• WORK REQUEST: In the data, find each line where the word "this" appears and list that line.

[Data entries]
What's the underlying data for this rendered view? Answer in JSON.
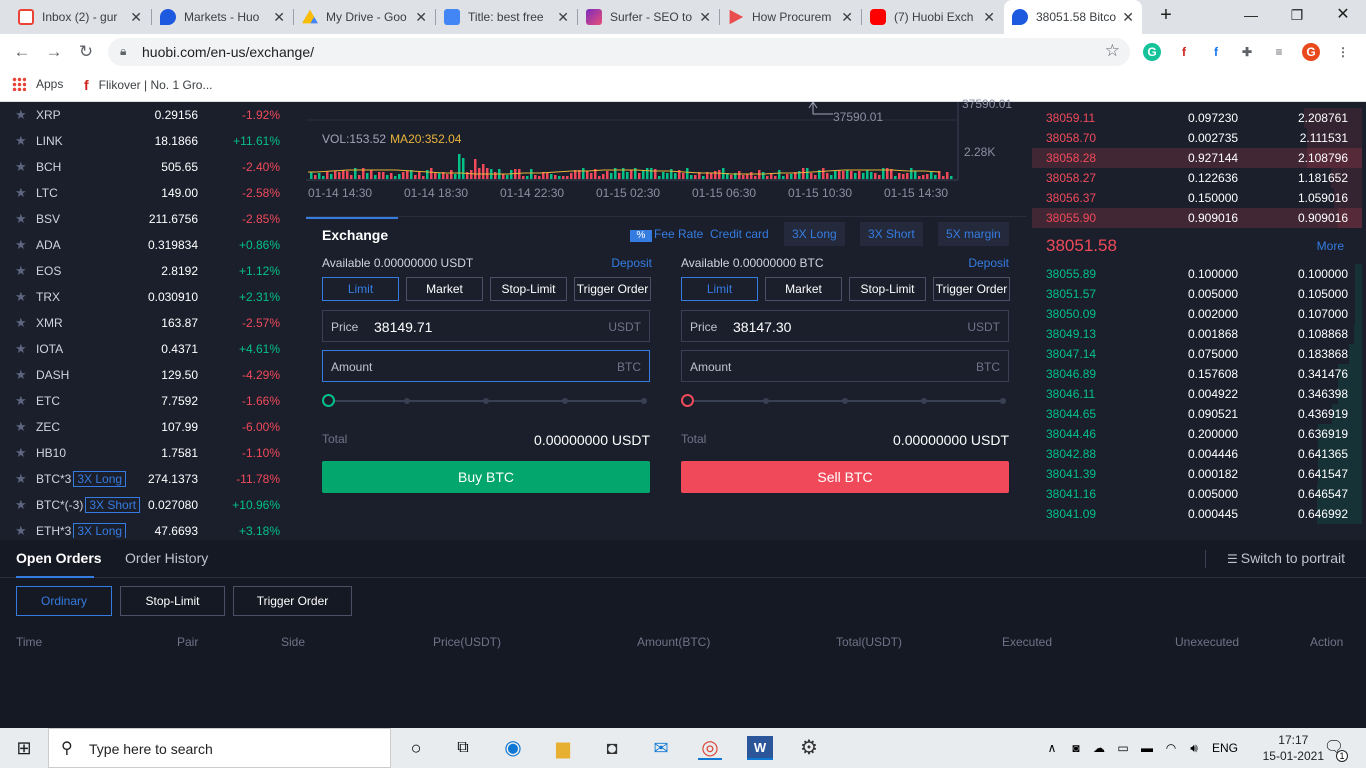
{
  "browser": {
    "tabs": [
      {
        "title": "Inbox (2) - gur",
        "color": "#ea4335"
      },
      {
        "title": "Markets - Huo",
        "color": "#1e5ae0"
      },
      {
        "title": "My Drive - Goo",
        "color": "#fbbc04"
      },
      {
        "title": "Title: best free",
        "color": "#4285f4"
      },
      {
        "title": "Surfer - SEO to",
        "color": "#7b2cbf"
      },
      {
        "title": "How Procurem",
        "color": "#e94e4e"
      },
      {
        "title": "(7) Huobi Exch",
        "color": "#ff0000"
      },
      {
        "title": "38051.58 Bitco",
        "color": "#1e5ae0"
      }
    ],
    "new_tab": "+",
    "url": "huobi.com/en-us/exchange/",
    "bookmarks": [
      {
        "label": "Apps"
      },
      {
        "label": "Flikover | No. 1 Gro..."
      }
    ]
  },
  "market": {
    "rows": [
      {
        "sym": "XRP",
        "lev": "",
        "price": "0.29156",
        "change": "-1.92%",
        "dir": "dn"
      },
      {
        "sym": "LINK",
        "lev": "",
        "price": "18.1866",
        "change": "+11.61%",
        "dir": "up"
      },
      {
        "sym": "BCH",
        "lev": "",
        "price": "505.65",
        "change": "-2.40%",
        "dir": "dn"
      },
      {
        "sym": "LTC",
        "lev": "",
        "price": "149.00",
        "change": "-2.58%",
        "dir": "dn"
      },
      {
        "sym": "BSV",
        "lev": "",
        "price": "211.6756",
        "change": "-2.85%",
        "dir": "dn"
      },
      {
        "sym": "ADA",
        "lev": "",
        "price": "0.319834",
        "change": "+0.86%",
        "dir": "up"
      },
      {
        "sym": "EOS",
        "lev": "",
        "price": "2.8192",
        "change": "+1.12%",
        "dir": "up"
      },
      {
        "sym": "TRX",
        "lev": "",
        "price": "0.030910",
        "change": "+2.31%",
        "dir": "up"
      },
      {
        "sym": "XMR",
        "lev": "",
        "price": "163.87",
        "change": "-2.57%",
        "dir": "dn"
      },
      {
        "sym": "IOTA",
        "lev": "",
        "price": "0.4371",
        "change": "+4.61%",
        "dir": "up"
      },
      {
        "sym": "DASH",
        "lev": "",
        "price": "129.50",
        "change": "-4.29%",
        "dir": "dn"
      },
      {
        "sym": "ETC",
        "lev": "",
        "price": "7.7592",
        "change": "-1.66%",
        "dir": "dn"
      },
      {
        "sym": "ZEC",
        "lev": "",
        "price": "107.99",
        "change": "-6.00%",
        "dir": "dn"
      },
      {
        "sym": "HB10",
        "lev": "",
        "price": "1.7581",
        "change": "-1.10%",
        "dir": "dn"
      },
      {
        "sym": "BTC*3",
        "lev": "3X Long",
        "price": "274.1373",
        "change": "-11.78%",
        "dir": "dn"
      },
      {
        "sym": "BTC*(-3)",
        "lev": "3X Short",
        "price": "0.027080",
        "change": "+10.96%",
        "dir": "up"
      },
      {
        "sym": "ETH*3",
        "lev": "3X Long",
        "price": "47.6693",
        "change": "+3.18%",
        "dir": "up"
      }
    ]
  },
  "chart": {
    "vol_label": "VOL:153.52",
    "ma_label": "MA20:352.04",
    "low_marker": "37590.01",
    "axis_top": "37590.01",
    "axis_vol": "2.28K",
    "xticks": [
      "01-14 14:30",
      "01-14 18:30",
      "01-14 22:30",
      "01-15 02:30",
      "01-15 06:30",
      "01-15 10:30",
      "01-15 14:30"
    ]
  },
  "exchange": {
    "title": "Exchange",
    "fee_icon": "%",
    "fee_rate": "Fee Rate",
    "credit_card": "Credit card",
    "long3x": "3X Long",
    "short3x": "3X Short",
    "margin5x": "5X margin",
    "order_types": [
      "Limit",
      "Market",
      "Stop-Limit",
      "Trigger Order"
    ],
    "buy": {
      "available": "Available  0.00000000 USDT",
      "deposit": "Deposit",
      "price_label": "Price",
      "price": "38149.71",
      "price_unit": "USDT",
      "amount_label": "Amount",
      "amount_unit": "BTC",
      "total_label": "Total",
      "total": "0.00000000 USDT",
      "button": "Buy BTC"
    },
    "sell": {
      "available": "Available  0.00000000 BTC",
      "deposit": "Deposit",
      "price_label": "Price",
      "price": "38147.30",
      "price_unit": "USDT",
      "amount_label": "Amount",
      "amount_unit": "BTC",
      "total_label": "Total",
      "total": "0.00000000 USDT",
      "button": "Sell BTC"
    }
  },
  "orderbook": {
    "asks": [
      {
        "price": "38059.11",
        "amount": "0.097230",
        "total": "2.208761"
      },
      {
        "price": "38058.70",
        "amount": "0.002735",
        "total": "2.111531"
      },
      {
        "price": "38058.28",
        "amount": "0.927144",
        "total": "2.108796"
      },
      {
        "price": "38058.27",
        "amount": "0.122636",
        "total": "1.181652"
      },
      {
        "price": "38056.37",
        "amount": "0.150000",
        "total": "1.059016"
      },
      {
        "price": "38055.90",
        "amount": "0.909016",
        "total": "0.909016"
      }
    ],
    "last_price": "38051.58",
    "more": "More",
    "bids": [
      {
        "price": "38055.89",
        "amount": "0.100000",
        "total": "0.100000"
      },
      {
        "price": "38051.57",
        "amount": "0.005000",
        "total": "0.105000"
      },
      {
        "price": "38050.09",
        "amount": "0.002000",
        "total": "0.107000"
      },
      {
        "price": "38049.13",
        "amount": "0.001868",
        "total": "0.108868"
      },
      {
        "price": "38047.14",
        "amount": "0.075000",
        "total": "0.183868"
      },
      {
        "price": "38046.89",
        "amount": "0.157608",
        "total": "0.341476"
      },
      {
        "price": "38046.11",
        "amount": "0.004922",
        "total": "0.346398"
      },
      {
        "price": "38044.65",
        "amount": "0.090521",
        "total": "0.436919"
      },
      {
        "price": "38044.46",
        "amount": "0.200000",
        "total": "0.636919"
      },
      {
        "price": "38042.88",
        "amount": "0.004446",
        "total": "0.641365"
      },
      {
        "price": "38041.39",
        "amount": "0.000182",
        "total": "0.641547"
      },
      {
        "price": "38041.16",
        "amount": "0.005000",
        "total": "0.646547"
      },
      {
        "price": "38041.09",
        "amount": "0.000445",
        "total": "0.646992"
      }
    ]
  },
  "orders": {
    "tab_open": "Open Orders",
    "tab_history": "Order History",
    "portrait": "Switch to portrait",
    "filters": [
      "Ordinary",
      "Stop-Limit",
      "Trigger Order"
    ],
    "columns": [
      "Time",
      "Pair",
      "Side",
      "Price(USDT)",
      "Amount(BTC)",
      "Total(USDT)",
      "Executed",
      "Unexecuted",
      "Action"
    ]
  },
  "taskbar": {
    "search_placeholder": "Type here to search",
    "lang": "ENG",
    "time": "17:17",
    "date": "15-01-2021",
    "notif_count": "1"
  },
  "colors": {
    "up": "#03c087",
    "down": "#f04a5a",
    "accent": "#357ce1",
    "bg": "#1b1f2c"
  }
}
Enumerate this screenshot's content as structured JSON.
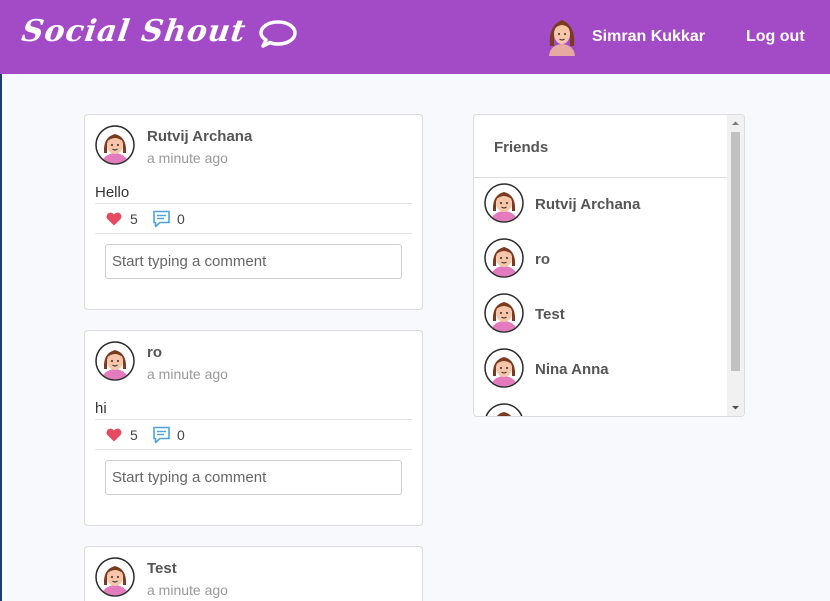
{
  "header": {
    "brand": "Social Shout",
    "user_name": "Simran Kukkar",
    "logout_label": "Log out",
    "colors": {
      "header_bg": "#a34ac7"
    }
  },
  "posts": [
    {
      "author": "Rutvij Archana",
      "time": "a minute ago",
      "content": "Hello",
      "likes": "5",
      "comments": "0",
      "comment_placeholder": "Start typing a comment"
    },
    {
      "author": "ro",
      "time": "a minute ago",
      "content": "hi",
      "likes": "5",
      "comments": "0",
      "comment_placeholder": "Start typing a comment"
    },
    {
      "author": "Test",
      "time": "a minute ago"
    }
  ],
  "friends": {
    "title": "Friends",
    "items": [
      {
        "name": "Rutvij Archana"
      },
      {
        "name": "ro"
      },
      {
        "name": "Test"
      },
      {
        "name": "Nina Anna"
      },
      {
        "name": ""
      }
    ]
  },
  "icons": {
    "logo": "chat-bubble-icon",
    "avatar": "user-avatar-icon",
    "like": "heart-icon",
    "comment": "comment-icon"
  }
}
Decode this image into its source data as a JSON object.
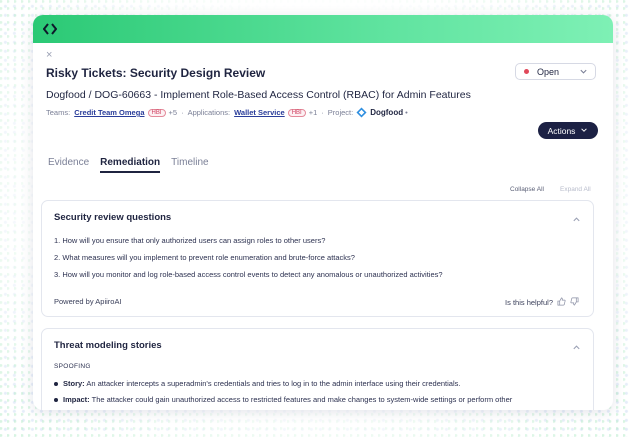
{
  "page": {
    "close_glyph": "×",
    "title": "Risky Tickets: Security Design Review",
    "status": {
      "label": "Open",
      "color": "#e0485a"
    },
    "subtitle": "Dogfood / DOG-60663 - Implement Role-Based Access Control (RBAC) for Admin Features",
    "meta": {
      "teams_label": "Teams:",
      "team_link": "Credit Team Omega",
      "team_badge": "HBI",
      "team_more": "+5",
      "sep1": "·",
      "apps_label": "Applications:",
      "app_link": "Wallet Service",
      "app_badge": "HBI",
      "app_more": "+1",
      "sep2": "·",
      "project_label": "Project:",
      "project_name": "Dogfood",
      "project_suffix": "•"
    },
    "actions_label": "Actions"
  },
  "tabs": [
    {
      "label": "Evidence"
    },
    {
      "label": "Remediation",
      "active": true
    },
    {
      "label": "Timeline"
    }
  ],
  "controls": {
    "collapse_all": "Collapse All",
    "expand_all": "Expand All"
  },
  "security_review": {
    "title": "Security review questions",
    "questions": [
      "1. How will you ensure that only authorized users can assign roles to other users?",
      "2. What measures will you implement to prevent role enumeration and brute-force attacks?",
      "3. How will you monitor and log role-based access control events to detect any anomalous or unauthorized activities?"
    ],
    "powered_by": "Powered by ApiiroAI",
    "helpful": "Is this helpful?"
  },
  "threat_modeling": {
    "title": "Threat modeling stories",
    "section": "SPOOFING",
    "stories": [
      {
        "label": "Story:",
        "text": " An attacker intercepts a superadmin's credentials and tries to log in to the admin interface using their credentials."
      },
      {
        "label": "Impact:",
        "text": " The attacker could gain unauthorized access to restricted features and make changes to system-wide settings or perform other"
      }
    ]
  },
  "colors": {
    "brand_green": "#2bc975",
    "navy": "#1c2144",
    "link": "#2a3d9a",
    "hbi": "#d04060"
  },
  "icons": [
    "code-brackets-icon",
    "close-icon",
    "chevron-down-icon",
    "chevron-up-icon",
    "diamond-project-icon",
    "thumbs-up-icon",
    "thumbs-down-icon"
  ]
}
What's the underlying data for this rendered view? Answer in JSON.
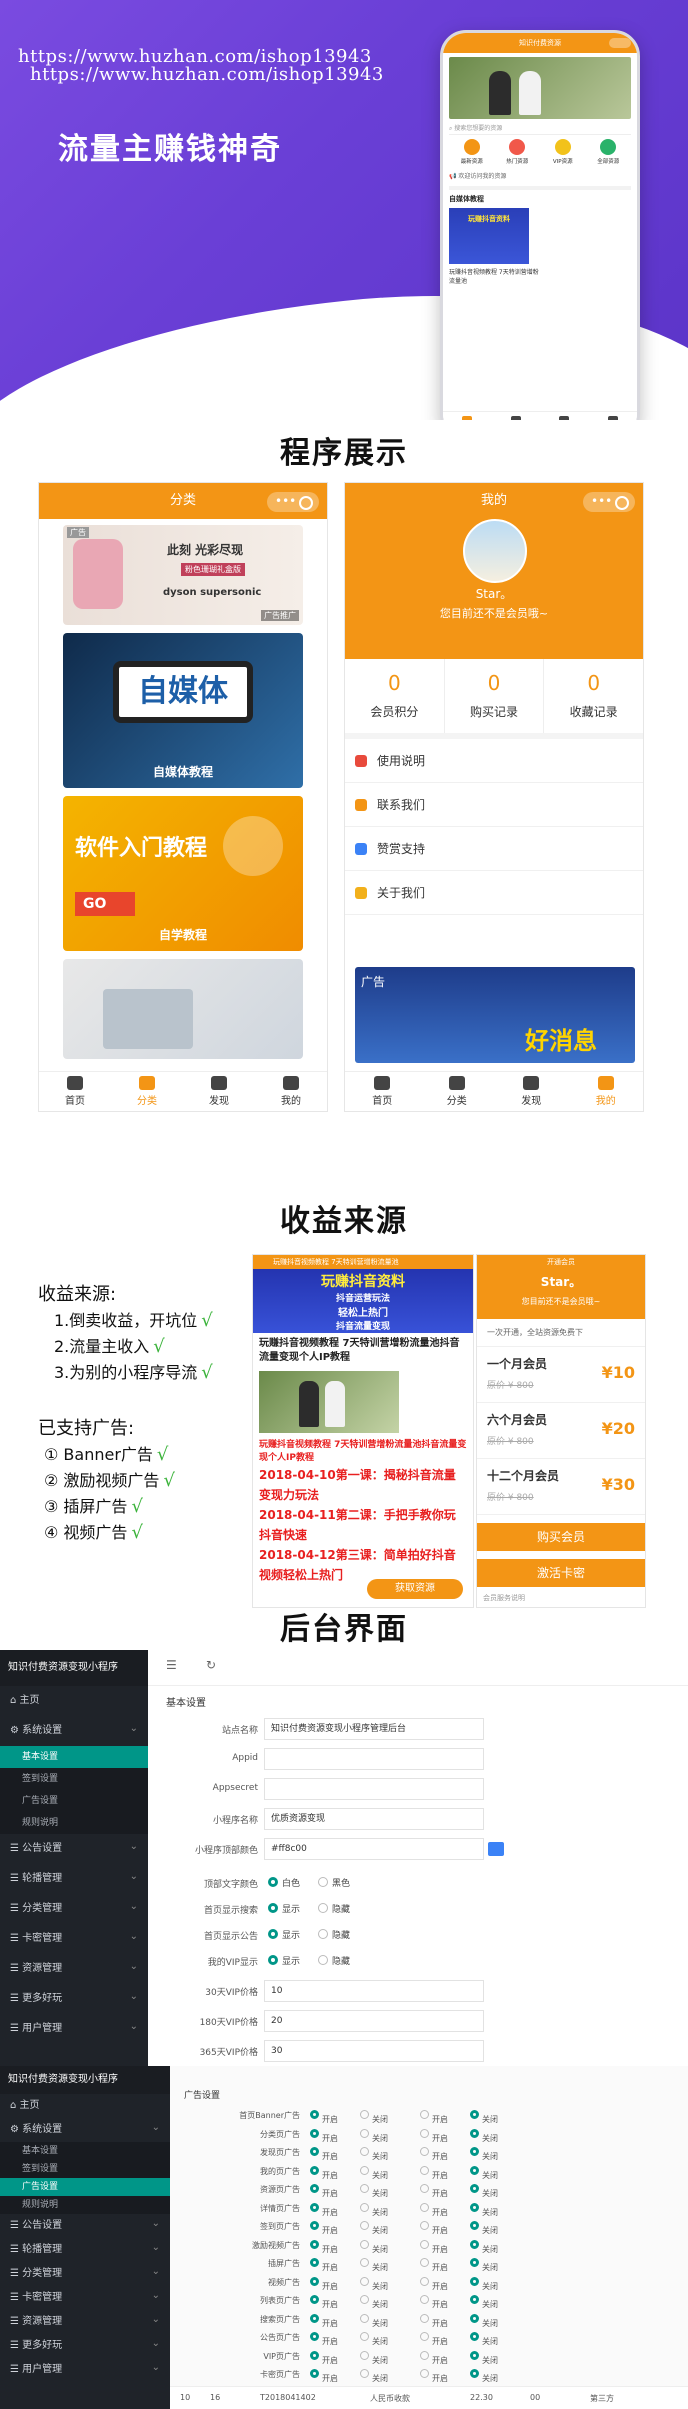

• SOLUTION TO THE EXERCISE:
What's the underlying data for this rendered view? Answer in JSON.
Enumerate this screenshot's content as structured JSON.
Decode this image into its source data as a JSON object.
    "helpful": "Is this helpful?"
What's the underlying data for this rendered view? Answer in JSON.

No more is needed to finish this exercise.